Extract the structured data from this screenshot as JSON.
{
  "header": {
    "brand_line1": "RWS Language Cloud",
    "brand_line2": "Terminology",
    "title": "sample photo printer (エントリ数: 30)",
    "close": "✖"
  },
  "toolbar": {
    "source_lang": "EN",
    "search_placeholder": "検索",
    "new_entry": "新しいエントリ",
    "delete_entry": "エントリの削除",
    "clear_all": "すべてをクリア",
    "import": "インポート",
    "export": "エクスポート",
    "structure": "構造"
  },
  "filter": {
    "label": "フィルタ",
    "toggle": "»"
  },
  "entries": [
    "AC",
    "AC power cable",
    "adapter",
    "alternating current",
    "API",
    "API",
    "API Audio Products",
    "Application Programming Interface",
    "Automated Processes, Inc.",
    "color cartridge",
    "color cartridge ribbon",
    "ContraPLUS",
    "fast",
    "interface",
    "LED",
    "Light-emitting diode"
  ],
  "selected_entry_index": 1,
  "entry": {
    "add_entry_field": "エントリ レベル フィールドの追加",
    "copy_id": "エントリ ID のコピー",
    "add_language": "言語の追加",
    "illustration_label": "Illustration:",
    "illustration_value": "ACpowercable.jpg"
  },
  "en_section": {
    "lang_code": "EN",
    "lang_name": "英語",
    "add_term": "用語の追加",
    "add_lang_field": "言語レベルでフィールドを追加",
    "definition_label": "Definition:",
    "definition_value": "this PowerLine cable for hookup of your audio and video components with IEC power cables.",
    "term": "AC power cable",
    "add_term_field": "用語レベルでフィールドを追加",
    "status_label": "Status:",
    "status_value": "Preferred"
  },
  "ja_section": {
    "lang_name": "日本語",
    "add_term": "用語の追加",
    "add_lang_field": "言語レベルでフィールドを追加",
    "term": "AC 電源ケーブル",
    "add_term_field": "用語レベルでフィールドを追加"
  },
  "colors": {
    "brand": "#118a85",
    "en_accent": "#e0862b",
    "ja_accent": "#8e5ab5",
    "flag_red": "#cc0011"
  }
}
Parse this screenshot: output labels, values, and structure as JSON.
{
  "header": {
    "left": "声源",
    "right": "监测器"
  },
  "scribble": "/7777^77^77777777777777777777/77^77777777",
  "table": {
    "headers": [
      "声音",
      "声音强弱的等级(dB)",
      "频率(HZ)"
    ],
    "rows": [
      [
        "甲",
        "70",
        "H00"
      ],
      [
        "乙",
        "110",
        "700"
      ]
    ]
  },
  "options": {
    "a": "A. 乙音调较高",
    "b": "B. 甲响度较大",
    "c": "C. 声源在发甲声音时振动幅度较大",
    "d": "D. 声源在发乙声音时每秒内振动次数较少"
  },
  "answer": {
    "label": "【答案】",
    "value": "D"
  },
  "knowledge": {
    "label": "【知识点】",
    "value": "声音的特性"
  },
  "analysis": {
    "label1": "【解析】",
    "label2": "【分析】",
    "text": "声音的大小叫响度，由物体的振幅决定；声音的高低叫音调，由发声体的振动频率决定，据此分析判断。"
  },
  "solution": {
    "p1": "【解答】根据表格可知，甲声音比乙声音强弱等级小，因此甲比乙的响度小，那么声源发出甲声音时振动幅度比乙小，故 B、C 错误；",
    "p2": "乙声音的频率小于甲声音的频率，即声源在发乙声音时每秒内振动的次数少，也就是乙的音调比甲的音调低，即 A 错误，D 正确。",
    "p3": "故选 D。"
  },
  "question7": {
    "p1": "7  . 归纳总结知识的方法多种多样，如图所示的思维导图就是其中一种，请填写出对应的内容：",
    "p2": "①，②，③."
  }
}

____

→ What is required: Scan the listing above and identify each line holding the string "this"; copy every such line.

→ Response below:
Extract the structured data from this screenshot as JSON.
    "definition_value": "this PowerLine cable for hookup of your audio and video components with IEC power cables.",
Parse this screenshot: output labels, values, and structure as JSON.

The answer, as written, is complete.